[Web page and app entries]
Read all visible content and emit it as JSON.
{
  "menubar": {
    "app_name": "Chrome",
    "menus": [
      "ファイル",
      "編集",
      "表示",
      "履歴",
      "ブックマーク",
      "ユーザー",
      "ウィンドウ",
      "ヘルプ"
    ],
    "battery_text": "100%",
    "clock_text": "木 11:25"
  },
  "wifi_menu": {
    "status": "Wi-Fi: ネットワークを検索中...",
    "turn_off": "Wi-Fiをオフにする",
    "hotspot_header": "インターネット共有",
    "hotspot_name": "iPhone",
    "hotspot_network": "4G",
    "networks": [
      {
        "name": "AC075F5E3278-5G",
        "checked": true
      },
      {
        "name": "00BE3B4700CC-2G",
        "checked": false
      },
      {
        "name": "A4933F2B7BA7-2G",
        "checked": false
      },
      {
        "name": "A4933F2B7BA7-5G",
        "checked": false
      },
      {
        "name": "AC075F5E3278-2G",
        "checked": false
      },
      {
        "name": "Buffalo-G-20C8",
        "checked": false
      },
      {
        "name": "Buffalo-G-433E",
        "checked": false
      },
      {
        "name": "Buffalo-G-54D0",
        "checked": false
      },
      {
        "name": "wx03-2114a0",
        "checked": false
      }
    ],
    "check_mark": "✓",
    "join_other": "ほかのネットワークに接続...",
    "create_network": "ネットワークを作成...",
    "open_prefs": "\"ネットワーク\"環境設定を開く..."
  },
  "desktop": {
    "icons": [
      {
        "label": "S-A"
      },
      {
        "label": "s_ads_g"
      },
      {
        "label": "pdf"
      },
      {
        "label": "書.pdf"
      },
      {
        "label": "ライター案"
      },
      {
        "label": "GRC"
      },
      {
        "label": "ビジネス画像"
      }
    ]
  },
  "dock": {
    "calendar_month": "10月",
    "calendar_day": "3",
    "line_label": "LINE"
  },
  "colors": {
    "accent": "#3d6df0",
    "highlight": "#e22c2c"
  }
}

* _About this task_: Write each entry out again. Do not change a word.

* _Response_:
Read all visible content and emit it as JSON.
{
  "menubar": {
    "app_name": "Chrome",
    "menus": [
      "ファイル",
      "編集",
      "表示",
      "履歴",
      "ブックマーク",
      "ユーザー",
      "ウィンドウ",
      "ヘルプ"
    ],
    "battery_text": "100%",
    "clock_text": "木 11:25"
  },
  "wifi_menu": {
    "status": "Wi-Fi: ネットワークを検索中...",
    "turn_off": "Wi-Fiをオフにする",
    "hotspot_header": "インターネット共有",
    "hotspot_name": "iPhone",
    "hotspot_network": "4G",
    "networks": [
      {
        "name": "AC075F5E3278-5G",
        "checked": true
      },
      {
        "name": "00BE3B4700CC-2G",
        "checked": false
      },
      {
        "name": "A4933F2B7BA7-2G",
        "checked": false
      },
      {
        "name": "A4933F2B7BA7-5G",
        "checked": false
      },
      {
        "name": "AC075F5E3278-2G",
        "checked": false
      },
      {
        "name": "Buffalo-G-20C8",
        "checked": false
      },
      {
        "name": "Buffalo-G-433E",
        "checked": false
      },
      {
        "name": "Buffalo-G-54D0",
        "checked": false
      },
      {
        "name": "wx03-2114a0",
        "checked": false
      }
    ],
    "check_mark": "✓",
    "join_other": "ほかのネットワークに接続...",
    "create_network": "ネットワークを作成...",
    "open_prefs": "\"ネットワーク\"環境設定を開く..."
  },
  "desktop": {
    "icons": [
      {
        "label": "S-A"
      },
      {
        "label": "s_ads_g"
      },
      {
        "label": "pdf"
      },
      {
        "label": "書.pdf"
      },
      {
        "label": "ライター案"
      },
      {
        "label": "GRC"
      },
      {
        "label": "ビジネス画像"
      }
    ]
  },
  "dock": {
    "calendar_month": "10月",
    "calendar_day": "3",
    "line_label": "LINE"
  },
  "colors": {
    "accent": "#3d6df0",
    "highlight": "#e22c2c"
  }
}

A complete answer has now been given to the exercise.